We examined the effect of a dynamic, hypoxic stimulus upon the reflex respiratory responses of 15, conscious rat pups on post-natal days 5-7 in order to ascertain the influence of a non-adapting peripheral chemoreceptor discharge upon respiratory control during hypoxia in the newborn. Respiration was measured as integrated airflow into and out of a body plethysmograph. The respiratory response to 6 minutes of a 16-breath cycle (approximately 5 s) in FiO2 between 0.21 and 0.10 (alternating hypoxia) was compared with the response to 6 min of a constant FiO2 of 0.12 (non-alternating hypoxia). Ventilation increased significantly from a control level of 0.12 +/- 0.02 ml/s (mean +/- SEM) to 0.18 +/- 0.02 and 0.17 +/- 0.02 ml/s in non-alternating and alternating hypoxia runs respectively during the first minute (phase 1) of each run, after which ventilation in both run types fell progressively and significantly back towards control levels to reach, by the sixth minute (phase 2), 0.13 +/- 0.01 and 0.12 +/- 0.02 ml/s respectively. No significant difference was found between the levels of ventilation in non-alternating hypoxia and alternating hypoxia during either phase 1 (P greater than 0.10) or phase 2 (P greater than 0.60). No significant alternation was found in any respiratory variable at the frequency of the 16-breath hypoxic cycle during either phase 1 or phase 2 of non-alternating hypoxia. However, a significant alternation, at this frequency, of 37 +/- 6% (P less than 0.05 compared to control) was found in ventilation during phase 1 of alternating hypoxia which was further increased to 62 +/- 8% (P less than 0.05 compared to phase 1) during phase 2. In phase 1 the alternation was due primarily to significant alternation in inspiratory time whilst in phase 2 significant alternation also occurred in tidal volume, expiratory time and mean inspiratory flow. Our results show that the magnitude of hypoxic ventilatory depression (HVD) in the newborn is not affected by an alternating hypoxic stimulus and that, during phase 2, ventilation can still be stimulated by peripheral chemoreceptors. We suggest that peripheral chemoreceptor adaptation is unlikely to be a major cause of HVD in the newborn rat and that the magnitude of HVD is, in part, the result of a competitive interaction between peripheral chemoreceptor stimulation and a centrally-mediated inhibitory action of hypoxia.

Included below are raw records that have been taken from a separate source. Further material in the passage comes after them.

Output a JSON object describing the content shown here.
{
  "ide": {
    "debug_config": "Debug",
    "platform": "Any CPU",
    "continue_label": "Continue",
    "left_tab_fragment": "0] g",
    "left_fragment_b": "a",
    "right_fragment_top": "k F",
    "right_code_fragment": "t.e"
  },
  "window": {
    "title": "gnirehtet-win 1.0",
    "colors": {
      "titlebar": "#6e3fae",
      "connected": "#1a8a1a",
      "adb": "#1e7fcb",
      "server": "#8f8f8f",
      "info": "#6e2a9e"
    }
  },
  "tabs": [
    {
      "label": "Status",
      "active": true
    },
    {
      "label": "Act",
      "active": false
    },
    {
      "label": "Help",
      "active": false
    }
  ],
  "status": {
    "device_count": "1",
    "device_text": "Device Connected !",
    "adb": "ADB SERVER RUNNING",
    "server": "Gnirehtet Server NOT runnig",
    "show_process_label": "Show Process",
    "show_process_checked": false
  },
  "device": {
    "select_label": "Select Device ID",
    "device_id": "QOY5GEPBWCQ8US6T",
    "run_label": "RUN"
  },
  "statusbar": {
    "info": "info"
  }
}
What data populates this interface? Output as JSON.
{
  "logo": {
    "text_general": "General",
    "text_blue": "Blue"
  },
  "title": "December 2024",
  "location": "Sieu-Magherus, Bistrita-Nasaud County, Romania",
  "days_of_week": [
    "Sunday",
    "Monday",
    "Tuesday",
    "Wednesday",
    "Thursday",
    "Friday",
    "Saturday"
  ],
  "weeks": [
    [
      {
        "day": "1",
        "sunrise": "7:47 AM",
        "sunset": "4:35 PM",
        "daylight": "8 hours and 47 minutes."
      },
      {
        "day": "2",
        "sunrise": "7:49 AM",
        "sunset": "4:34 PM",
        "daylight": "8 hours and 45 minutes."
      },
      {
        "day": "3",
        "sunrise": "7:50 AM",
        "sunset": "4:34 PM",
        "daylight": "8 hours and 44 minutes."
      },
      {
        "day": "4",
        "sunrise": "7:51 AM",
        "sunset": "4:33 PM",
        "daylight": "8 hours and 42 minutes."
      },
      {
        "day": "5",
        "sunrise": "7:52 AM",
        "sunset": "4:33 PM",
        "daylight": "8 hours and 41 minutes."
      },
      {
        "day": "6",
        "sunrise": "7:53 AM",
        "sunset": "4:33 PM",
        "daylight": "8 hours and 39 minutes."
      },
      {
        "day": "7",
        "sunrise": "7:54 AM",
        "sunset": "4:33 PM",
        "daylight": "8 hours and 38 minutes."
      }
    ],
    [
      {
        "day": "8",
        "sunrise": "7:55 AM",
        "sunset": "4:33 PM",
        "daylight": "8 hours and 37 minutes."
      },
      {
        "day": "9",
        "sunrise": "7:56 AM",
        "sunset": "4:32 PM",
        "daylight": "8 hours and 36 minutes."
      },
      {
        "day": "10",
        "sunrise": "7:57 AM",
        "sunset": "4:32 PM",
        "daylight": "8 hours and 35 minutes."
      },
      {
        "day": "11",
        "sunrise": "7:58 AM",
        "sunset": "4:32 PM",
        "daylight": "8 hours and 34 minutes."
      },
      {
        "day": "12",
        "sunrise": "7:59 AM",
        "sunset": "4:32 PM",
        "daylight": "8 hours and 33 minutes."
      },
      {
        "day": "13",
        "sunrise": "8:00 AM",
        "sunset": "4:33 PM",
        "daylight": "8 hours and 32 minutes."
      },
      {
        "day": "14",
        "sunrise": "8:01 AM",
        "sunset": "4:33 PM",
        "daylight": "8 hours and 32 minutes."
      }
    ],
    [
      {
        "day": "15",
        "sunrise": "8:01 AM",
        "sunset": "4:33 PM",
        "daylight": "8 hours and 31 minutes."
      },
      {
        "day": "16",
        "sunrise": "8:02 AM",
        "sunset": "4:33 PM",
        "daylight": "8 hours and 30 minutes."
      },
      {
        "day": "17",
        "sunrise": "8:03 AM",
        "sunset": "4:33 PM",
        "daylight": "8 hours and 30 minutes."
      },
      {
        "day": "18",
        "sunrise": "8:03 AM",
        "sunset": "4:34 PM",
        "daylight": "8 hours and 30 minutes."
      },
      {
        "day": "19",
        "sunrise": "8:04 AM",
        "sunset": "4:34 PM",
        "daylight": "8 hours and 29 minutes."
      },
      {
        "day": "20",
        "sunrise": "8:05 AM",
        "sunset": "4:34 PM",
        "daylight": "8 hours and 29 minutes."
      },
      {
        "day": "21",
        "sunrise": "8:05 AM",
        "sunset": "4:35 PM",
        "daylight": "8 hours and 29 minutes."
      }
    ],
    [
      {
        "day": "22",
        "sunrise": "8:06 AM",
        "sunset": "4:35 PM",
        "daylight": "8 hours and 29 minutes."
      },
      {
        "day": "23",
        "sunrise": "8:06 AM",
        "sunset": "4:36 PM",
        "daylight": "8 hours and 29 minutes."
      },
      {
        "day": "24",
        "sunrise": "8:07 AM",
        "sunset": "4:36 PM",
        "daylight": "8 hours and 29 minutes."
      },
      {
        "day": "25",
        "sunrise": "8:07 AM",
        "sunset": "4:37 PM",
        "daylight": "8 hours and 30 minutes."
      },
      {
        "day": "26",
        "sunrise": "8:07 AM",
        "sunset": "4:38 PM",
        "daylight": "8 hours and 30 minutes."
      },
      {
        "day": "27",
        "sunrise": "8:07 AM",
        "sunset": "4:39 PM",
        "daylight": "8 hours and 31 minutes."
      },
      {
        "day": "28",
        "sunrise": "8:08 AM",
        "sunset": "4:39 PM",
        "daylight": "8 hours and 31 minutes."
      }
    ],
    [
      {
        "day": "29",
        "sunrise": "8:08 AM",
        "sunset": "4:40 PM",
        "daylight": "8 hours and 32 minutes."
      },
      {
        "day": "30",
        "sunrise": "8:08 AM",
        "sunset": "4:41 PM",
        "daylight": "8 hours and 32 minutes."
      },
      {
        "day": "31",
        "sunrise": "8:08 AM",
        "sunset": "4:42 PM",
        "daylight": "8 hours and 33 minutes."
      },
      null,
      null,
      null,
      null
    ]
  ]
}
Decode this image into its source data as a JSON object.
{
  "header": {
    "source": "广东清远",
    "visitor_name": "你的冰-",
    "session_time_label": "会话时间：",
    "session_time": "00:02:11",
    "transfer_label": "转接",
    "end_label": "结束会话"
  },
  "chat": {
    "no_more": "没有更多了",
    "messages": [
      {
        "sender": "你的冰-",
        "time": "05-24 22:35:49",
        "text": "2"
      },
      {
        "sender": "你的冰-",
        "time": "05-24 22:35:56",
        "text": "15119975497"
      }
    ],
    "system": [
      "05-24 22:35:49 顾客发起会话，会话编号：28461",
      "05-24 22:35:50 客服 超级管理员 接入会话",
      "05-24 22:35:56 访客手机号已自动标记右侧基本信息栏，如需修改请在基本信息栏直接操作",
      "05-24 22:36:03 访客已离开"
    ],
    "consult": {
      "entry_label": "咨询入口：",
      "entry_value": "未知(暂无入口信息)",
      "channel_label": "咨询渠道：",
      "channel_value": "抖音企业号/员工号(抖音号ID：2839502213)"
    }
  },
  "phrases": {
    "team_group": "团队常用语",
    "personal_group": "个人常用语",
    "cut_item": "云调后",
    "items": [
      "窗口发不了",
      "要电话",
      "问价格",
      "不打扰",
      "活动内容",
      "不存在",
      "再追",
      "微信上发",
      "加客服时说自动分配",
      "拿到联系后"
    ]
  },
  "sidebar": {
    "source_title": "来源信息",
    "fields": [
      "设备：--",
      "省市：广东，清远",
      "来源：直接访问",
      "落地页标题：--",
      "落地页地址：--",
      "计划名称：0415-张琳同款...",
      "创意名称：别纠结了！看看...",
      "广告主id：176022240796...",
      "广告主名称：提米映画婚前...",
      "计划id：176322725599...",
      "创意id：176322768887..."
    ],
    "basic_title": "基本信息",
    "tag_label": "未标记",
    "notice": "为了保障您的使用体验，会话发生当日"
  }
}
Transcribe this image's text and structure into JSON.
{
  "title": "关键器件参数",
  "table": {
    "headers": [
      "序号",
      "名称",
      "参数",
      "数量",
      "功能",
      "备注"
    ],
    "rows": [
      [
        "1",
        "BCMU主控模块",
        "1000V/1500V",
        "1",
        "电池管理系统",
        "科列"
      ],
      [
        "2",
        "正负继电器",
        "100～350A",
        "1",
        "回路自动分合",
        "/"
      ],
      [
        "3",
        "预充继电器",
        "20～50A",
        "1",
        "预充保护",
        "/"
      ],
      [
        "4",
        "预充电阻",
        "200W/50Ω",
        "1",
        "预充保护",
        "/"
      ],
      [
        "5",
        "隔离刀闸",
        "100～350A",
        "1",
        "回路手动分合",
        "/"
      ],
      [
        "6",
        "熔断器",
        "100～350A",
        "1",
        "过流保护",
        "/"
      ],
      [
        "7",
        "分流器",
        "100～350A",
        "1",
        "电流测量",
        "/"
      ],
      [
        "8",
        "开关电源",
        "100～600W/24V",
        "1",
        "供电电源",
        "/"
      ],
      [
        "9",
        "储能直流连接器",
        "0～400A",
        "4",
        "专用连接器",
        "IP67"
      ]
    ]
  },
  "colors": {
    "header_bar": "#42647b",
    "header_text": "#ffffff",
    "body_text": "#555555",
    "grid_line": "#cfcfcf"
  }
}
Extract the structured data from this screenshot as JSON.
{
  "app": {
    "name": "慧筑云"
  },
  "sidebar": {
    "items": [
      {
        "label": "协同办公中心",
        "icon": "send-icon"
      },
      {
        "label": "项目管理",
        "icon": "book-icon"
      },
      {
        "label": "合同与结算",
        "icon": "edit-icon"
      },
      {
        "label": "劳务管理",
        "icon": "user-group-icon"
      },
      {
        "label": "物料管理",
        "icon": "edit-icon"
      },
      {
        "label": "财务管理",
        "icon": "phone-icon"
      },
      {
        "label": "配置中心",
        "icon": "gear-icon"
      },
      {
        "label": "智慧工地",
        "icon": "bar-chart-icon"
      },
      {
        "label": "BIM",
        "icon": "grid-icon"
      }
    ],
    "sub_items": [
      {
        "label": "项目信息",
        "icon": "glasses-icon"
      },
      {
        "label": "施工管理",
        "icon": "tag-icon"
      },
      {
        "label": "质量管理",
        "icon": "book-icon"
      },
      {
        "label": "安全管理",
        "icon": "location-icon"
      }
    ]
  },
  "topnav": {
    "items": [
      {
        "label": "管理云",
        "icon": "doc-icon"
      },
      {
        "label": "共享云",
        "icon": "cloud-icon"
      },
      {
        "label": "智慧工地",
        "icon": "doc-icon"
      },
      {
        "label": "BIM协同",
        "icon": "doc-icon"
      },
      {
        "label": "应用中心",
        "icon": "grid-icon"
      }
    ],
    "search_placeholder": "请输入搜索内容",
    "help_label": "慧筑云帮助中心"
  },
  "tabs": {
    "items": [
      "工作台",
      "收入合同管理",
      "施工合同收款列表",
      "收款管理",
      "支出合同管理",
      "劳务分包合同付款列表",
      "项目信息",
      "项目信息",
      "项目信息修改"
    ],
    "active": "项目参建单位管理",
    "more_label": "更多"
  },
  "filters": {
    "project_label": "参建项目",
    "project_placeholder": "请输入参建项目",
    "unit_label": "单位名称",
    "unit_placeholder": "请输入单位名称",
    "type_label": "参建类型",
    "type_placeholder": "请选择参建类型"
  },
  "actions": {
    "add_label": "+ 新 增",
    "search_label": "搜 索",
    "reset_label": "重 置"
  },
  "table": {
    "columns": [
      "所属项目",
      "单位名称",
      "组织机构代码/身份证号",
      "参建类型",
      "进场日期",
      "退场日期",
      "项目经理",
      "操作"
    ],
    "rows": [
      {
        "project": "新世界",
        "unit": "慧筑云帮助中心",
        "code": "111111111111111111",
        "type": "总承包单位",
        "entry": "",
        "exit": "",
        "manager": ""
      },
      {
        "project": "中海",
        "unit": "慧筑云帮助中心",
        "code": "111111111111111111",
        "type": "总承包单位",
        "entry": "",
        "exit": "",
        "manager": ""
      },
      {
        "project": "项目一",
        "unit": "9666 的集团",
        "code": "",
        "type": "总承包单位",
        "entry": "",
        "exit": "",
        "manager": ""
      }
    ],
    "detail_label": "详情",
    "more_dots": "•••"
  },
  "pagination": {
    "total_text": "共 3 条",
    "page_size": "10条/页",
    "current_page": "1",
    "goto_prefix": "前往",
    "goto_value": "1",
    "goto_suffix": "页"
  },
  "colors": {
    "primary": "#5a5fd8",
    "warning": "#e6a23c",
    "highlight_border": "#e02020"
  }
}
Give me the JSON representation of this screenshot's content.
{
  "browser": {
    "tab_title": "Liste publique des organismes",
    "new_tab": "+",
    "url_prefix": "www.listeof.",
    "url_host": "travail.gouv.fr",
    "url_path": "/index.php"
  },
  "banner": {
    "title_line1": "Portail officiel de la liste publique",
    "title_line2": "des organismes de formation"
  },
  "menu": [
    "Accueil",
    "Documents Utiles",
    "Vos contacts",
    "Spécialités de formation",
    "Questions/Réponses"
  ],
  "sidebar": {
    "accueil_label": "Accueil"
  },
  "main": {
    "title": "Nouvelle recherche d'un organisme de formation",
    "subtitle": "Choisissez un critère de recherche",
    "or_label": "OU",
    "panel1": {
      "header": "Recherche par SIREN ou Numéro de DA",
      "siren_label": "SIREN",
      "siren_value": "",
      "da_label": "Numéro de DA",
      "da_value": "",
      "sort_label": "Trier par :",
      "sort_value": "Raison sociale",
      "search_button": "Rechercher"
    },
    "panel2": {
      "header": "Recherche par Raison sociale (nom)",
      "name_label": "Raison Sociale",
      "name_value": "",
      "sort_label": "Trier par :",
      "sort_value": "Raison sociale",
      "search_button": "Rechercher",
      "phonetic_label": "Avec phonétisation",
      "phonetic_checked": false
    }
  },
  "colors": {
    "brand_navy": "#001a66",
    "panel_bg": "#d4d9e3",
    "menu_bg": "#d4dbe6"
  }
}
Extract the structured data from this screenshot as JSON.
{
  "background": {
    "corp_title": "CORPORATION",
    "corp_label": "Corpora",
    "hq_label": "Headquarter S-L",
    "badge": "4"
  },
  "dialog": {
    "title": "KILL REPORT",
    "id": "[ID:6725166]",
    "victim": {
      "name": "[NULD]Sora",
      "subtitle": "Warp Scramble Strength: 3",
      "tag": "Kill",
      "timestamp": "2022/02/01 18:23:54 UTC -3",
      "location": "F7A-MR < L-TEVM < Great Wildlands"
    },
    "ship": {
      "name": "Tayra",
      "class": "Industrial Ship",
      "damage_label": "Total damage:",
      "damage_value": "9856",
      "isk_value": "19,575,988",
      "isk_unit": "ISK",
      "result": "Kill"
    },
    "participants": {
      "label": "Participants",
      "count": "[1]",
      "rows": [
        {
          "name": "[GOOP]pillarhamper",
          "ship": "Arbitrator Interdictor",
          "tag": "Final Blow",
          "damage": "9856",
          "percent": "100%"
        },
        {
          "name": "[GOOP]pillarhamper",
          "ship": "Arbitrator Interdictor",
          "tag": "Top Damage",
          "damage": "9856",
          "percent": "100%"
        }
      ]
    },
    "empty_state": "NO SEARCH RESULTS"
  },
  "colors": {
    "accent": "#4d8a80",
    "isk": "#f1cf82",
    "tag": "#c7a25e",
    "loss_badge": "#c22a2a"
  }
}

|Number of pages||10|
|Journal||Journal of Developmental Physiology|
|Publication status||Published - Mar 1992|
- Animals, Newborn
- Chemoreceptor Cells
- Rats, Inbred Strains